Minerva is found throughout the United States, including but not limited to: the Medal of Honor, the highest military decoration awarded by the United States government; the Minerva bust at the Boston Public Library (Boston, Massachusetts); the Minerva Foundation (Berkeley, California): the Minerva statue at Battle Hill (Brooklyn, New York); the Minerva statue at Green-Wood Cemetery (New York, New York); the Minerva statue at the Minneapolis Central Library (Minneapolis, Minnesota); the Minerva statue (Portland, Maine); the Minerva statue at the United States Capitol Visitor Center (Washington, D.C.); the Minerva statue atop the U.S. Capitol Building (Washington, D.C.); the Minerva statue at the library of the United States Military Academy (West Point, New York); the James Gordon Bennett Minerva Monument (New York, New York); the mosaic and the Minerva statue at the Library of Congress (Washington, D.C.); the Minerva Initiative at the Department of Defense (Arlington County, Virginia), the official seal of the State of California; U.S. $5 Stamp (1923); and the helmet of Minerva is depicted in the logo of Walter Reed Army Medical Center (Washington, D.C.).


Minerva (Other)
The Greco-Roman goddess

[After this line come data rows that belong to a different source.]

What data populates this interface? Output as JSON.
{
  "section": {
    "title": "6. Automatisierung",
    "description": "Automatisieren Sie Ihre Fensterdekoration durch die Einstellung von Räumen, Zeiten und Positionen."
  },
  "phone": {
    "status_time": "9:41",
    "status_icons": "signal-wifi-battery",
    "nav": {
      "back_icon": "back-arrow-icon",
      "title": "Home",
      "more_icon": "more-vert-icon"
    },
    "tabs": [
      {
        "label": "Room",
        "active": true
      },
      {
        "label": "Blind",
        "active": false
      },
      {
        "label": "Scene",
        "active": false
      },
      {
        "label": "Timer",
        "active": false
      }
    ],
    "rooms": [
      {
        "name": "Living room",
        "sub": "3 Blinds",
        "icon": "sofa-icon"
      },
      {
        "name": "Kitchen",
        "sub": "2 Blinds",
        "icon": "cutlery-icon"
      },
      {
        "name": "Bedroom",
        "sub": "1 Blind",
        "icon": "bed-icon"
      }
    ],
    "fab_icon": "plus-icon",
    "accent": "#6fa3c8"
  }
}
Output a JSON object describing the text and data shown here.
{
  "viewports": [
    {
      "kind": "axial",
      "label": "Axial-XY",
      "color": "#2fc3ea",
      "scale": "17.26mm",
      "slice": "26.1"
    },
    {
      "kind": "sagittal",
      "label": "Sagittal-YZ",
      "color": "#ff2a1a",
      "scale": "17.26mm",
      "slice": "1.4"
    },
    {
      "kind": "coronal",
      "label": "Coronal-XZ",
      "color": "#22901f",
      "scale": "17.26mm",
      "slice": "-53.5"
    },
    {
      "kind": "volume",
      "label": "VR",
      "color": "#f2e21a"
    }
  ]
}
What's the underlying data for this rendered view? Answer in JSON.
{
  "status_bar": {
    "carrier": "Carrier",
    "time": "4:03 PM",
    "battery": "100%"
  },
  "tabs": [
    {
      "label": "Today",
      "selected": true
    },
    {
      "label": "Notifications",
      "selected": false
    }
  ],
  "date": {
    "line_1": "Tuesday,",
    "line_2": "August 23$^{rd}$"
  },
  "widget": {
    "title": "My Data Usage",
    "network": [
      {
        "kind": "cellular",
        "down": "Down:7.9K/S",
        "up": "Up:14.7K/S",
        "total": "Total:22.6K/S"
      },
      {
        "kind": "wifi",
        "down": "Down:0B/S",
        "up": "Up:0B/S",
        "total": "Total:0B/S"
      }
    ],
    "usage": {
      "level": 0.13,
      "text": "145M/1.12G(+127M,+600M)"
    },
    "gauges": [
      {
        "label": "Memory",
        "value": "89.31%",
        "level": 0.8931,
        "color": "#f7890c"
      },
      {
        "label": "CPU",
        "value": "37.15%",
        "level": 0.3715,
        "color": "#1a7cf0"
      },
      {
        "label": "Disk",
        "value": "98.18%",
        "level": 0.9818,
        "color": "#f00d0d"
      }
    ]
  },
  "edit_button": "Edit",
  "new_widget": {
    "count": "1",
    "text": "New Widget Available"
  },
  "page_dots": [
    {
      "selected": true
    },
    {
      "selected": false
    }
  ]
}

Minerva is found throughout the world, including but not limited to: Australia: the official seal of Ballarat Clarendon College (Ballarat, Victoria); the magazine and song of Hornsby Girls High School (Sydney, New South Wales); and the official logo of Mac.Robertson Girls' High School (Melbourne, Victoria); Canada: the seal of Kappa Kappa Gamma fraternity; the Minerva web interface of McGill University (Montreal, Quebec); India: Minerva Circle (Bangalore); the Minerva Institute of Management& Technology (Dehradun); the Minerva statue atop the Writer’s Building (Kolkata); South Africa: the coat of arms and newspaper University of Stellenbosch (Stellenbosch); and Tunisia: the Temple of Minerva (Sbeitla).